Restate all of the material, keeping every line identical to the original.

DATA PROVIDED:
*** Begin section ***

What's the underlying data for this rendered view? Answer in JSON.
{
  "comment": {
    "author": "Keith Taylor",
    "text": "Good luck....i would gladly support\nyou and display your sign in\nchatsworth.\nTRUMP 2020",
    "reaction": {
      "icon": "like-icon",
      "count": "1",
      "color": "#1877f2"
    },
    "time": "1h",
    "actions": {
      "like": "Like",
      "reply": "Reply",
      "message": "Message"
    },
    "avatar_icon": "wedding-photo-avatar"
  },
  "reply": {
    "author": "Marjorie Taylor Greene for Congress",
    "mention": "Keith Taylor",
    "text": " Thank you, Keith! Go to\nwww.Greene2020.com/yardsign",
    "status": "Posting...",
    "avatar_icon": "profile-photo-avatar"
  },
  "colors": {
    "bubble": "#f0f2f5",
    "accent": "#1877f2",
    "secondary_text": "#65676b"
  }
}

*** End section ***

ANSWER TO THE PROBLEM:
What's the underlying data for this rendered view? Answer in JSON.
{
  "comment": {
    "author": "Keith Taylor",
    "text": "Good luck....i would gladly support\nyou and display your sign in\nchatsworth.\nTRUMP 2020",
    "reaction": {
      "icon": "like-icon",
      "count": "1",
      "color": "#1877f2"
    },
    "time": "1h",
    "actions": {
      "like": "Like",
      "reply": "Reply",
      "message": "Message"
    },
    "avatar_icon": "wedding-photo-avatar"
  },
  "reply": {
    "author": "Marjorie Taylor Greene for Congress",
    "mention": "Keith Taylor",
    "text": " Thank you, Keith! Go to\nwww.Greene2020.com/yardsign",
    "status": "Posting...",
    "avatar_icon": "profile-photo-avatar"
  },
  "colors": {
    "bubble": "#f0f2f5",
    "accent": "#1877f2",
    "secondary_text": "#65676b"
  }
}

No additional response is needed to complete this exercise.